Tuesday posts need to get up.

*So -


short reviews (The Brave and the Bold #4, Guy Ritchie's Gamekeeper #3)

MOME 8: Summer 2007

My Boy (this is great)

*And -


Macedonia: A new graphic novel from Villard (the same Random House publisher that currently handles the Flight books), which sees Harvey Pekar return to biographical comics once more, this time co-written with his subject, Heather Roberson, a woman who traveled to the country of the title to study life at the brink of war. Art by Ed Piskor. Review later this week.

Fox Bunny Funny: New from Top Shelf, a wordless 104-page book from Andy Hartzell, about the allegorically conflicted world of foxes and bunnies. Review tomorrow.

Apollo’s Song: In which Vertical again brings us a one-off project by Osamu Tezuka, this time a 544-page saga from 1970, concerning a troubled, violent young man who envisions the Goddess of Love during electroshock therapy, and winds up zipping through time, always finding and losing love. According to this Tezuka website, the book was intended for young readers, probably to instill Tezuka's idea of healthy messages about sex and relationships via the increasing frankness of contemporary manga. How any of this will appear to adult Western readers in 2007 is up for grabs (granted, most of the popular manga read in English these days was officially aimed at 14-year olds upon serialization), but there's little doubt that the storytelling mastery of Tezuka will shine through.
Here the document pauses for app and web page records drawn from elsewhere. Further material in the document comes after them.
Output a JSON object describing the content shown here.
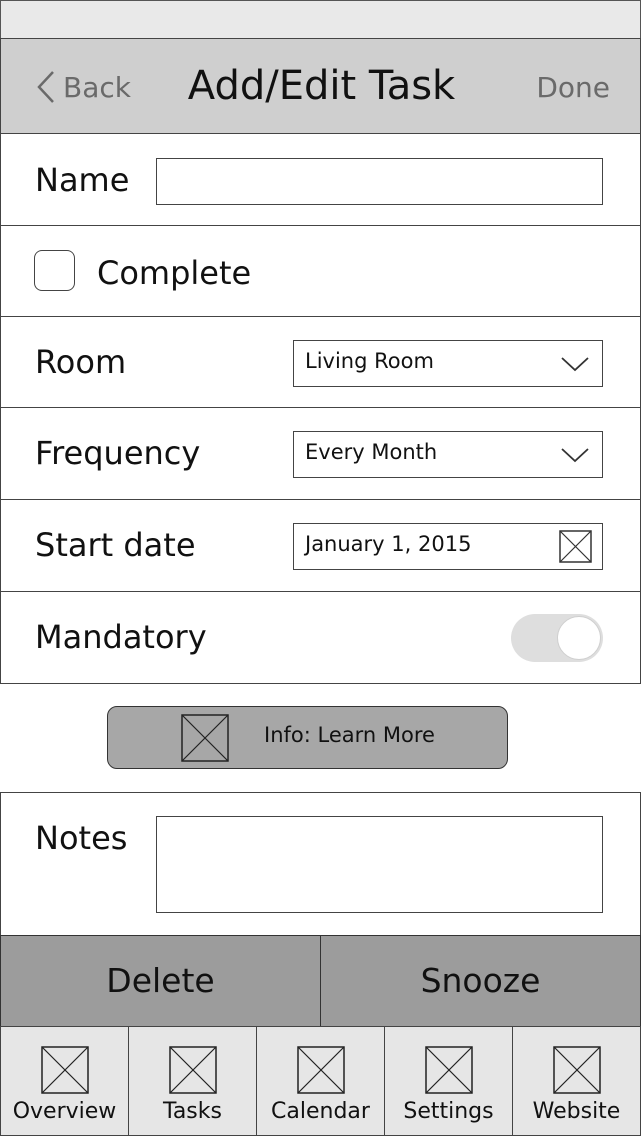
{
  "nav": {
    "back_label": "Back",
    "title": "Add/Edit Task",
    "done_label": "Done"
  },
  "form": {
    "name": {
      "label": "Name",
      "value": ""
    },
    "complete": {
      "label": "Complete",
      "checked": false
    },
    "room": {
      "label": "Room",
      "value": "Living Room"
    },
    "frequency": {
      "label": "Frequency",
      "value": "Every Month"
    },
    "start_date": {
      "label": "Start date",
      "value": "January 1, 2015"
    },
    "mandatory": {
      "label": "Mandatory",
      "on": false
    },
    "notes": {
      "label": "Notes",
      "value": ""
    }
  },
  "info_button": {
    "label": "Info: Learn More",
    "icon": "image-placeholder-icon"
  },
  "actions": {
    "delete_label": "Delete",
    "snooze_label": "Snooze"
  },
  "tabs": [
    {
      "label": "Overview",
      "icon": "image-placeholder-icon"
    },
    {
      "label": "Tasks",
      "icon": "image-placeholder-icon"
    },
    {
      "label": "Calendar",
      "icon": "image-placeholder-icon"
    },
    {
      "label": "Settings",
      "icon": "image-placeholder-icon"
    },
    {
      "label": "Website",
      "icon": "image-placeholder-icon"
    }
  ],
  "colors": {
    "nav_bar": "#cfcfcf",
    "status_bar": "#e9e9e9",
    "action_buttons": "#9c9c9c",
    "info_button": "#a7a7a7",
    "tab_bar": "#e6e6e6",
    "muted_text": "#6a6a6a"
  }
}
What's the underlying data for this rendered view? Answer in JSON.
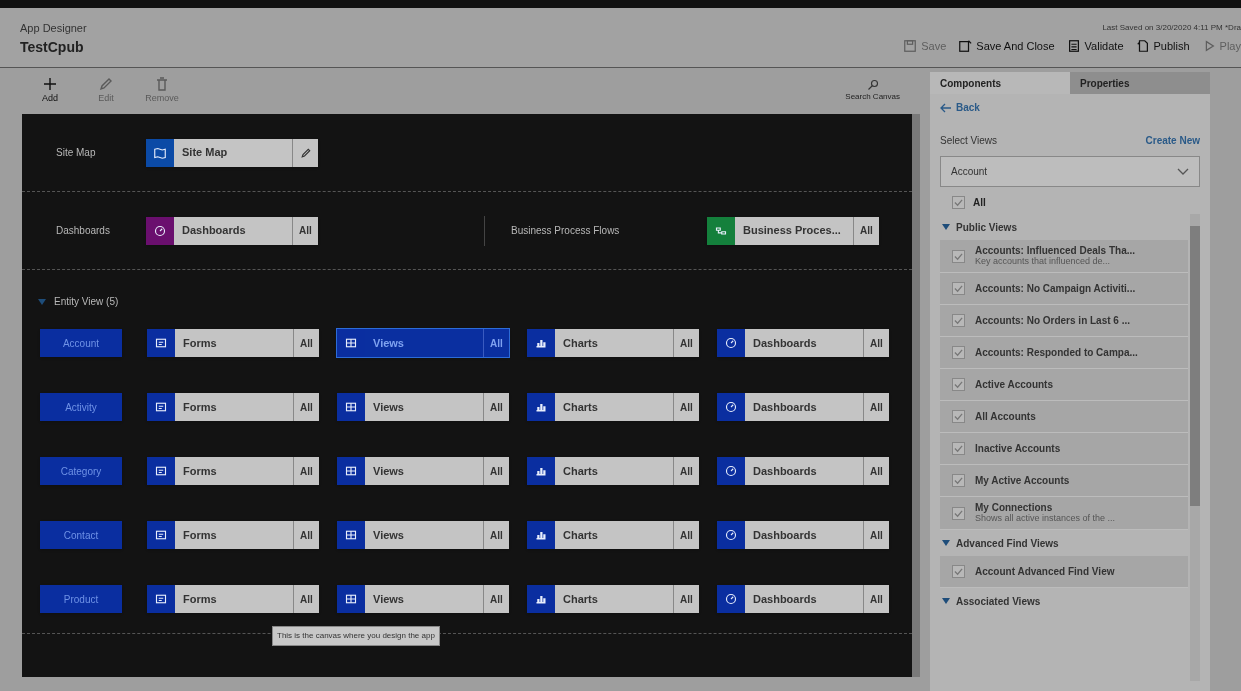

To Terra… Vol. 3 (of 3): Also from Vertical, the concluding chapter of Keiko Takemiya's space-faring saga. I just managed to locate an actual copy of Vol. 2 in a bookstore, so I was pretty happy about being caught up, but now my smile is ruined.

Forever Nuts Vol. 1: The Early Years of Mutt & Jeff: A MoCCA debut, and instantly ready for stores. Forever Nuts is NBM's new banner for collections of miscellaneous early newspaper strips, with an emphasis on screwy comedy. First up is the 100-year old Mutt & Jeff, 192 pages of it for $24.95. I like the idea of 'best-of' samplings of strips that almost certainly wouldn't manage a more complete bookshelf treatment, so I hope this does well.

The Art of Bone: New from Dark Horse’s deluxe The Art of… series, a 200-page hardcover collection of odds and ends concerning Jeff Smith’s popular work. If it’s anything like prior books in the series, there’ll be bits of rare completed material and promotional art mixed in with production materials, along with some light commentary by the artist himself. The preview seems to bear this out.

The Artist Within: Dark Horse also has what’s without doubt the oddball project of the week - an oversized 216-page hardcover book of photographs of noted cartoonists, often in the workspaces, by Greg Preston. The preview suggests a simple biography-photo rhythm. It’s $39.95.

1-800-MICE #2: Also debuted at MoCCA, and now ready for stores, it’s the new issue of Matthew Thurber’s ongoing series from PictureBox. Many strange sights and ancient VHS tapes await you inside.

Garth Ennis’ Streets of Glory Preview: The typical 16-page Avatar preview thingy, with story pages, sketches and a writer's essay, this time dealing with Garth Ennis' and Mike Wolfer's upcoming western (as in horses and gunfights) comic.

Hellboy: Darkness Calls #3 (of 6): Don't.

Criminal #7: Forget.

The Immortal Iron Fist #6: Other.

Silent War #6 (of 6): Series.

Neil Gaiman and Charles Vess’ Stardust: Hey, wait a minute, Vertigo! Shouldn’t it be Neil Gaiman’s and Charles Vess’ Stardust, possessives on both names? Have I been doing it wrong all this time? Clearly it’s grammar issues like this that prevent too many creators’ names from going before the titles of books. Anyway, here’s a new $39.99 oversized hardcover edition of this material, since a movie’s coming out and all.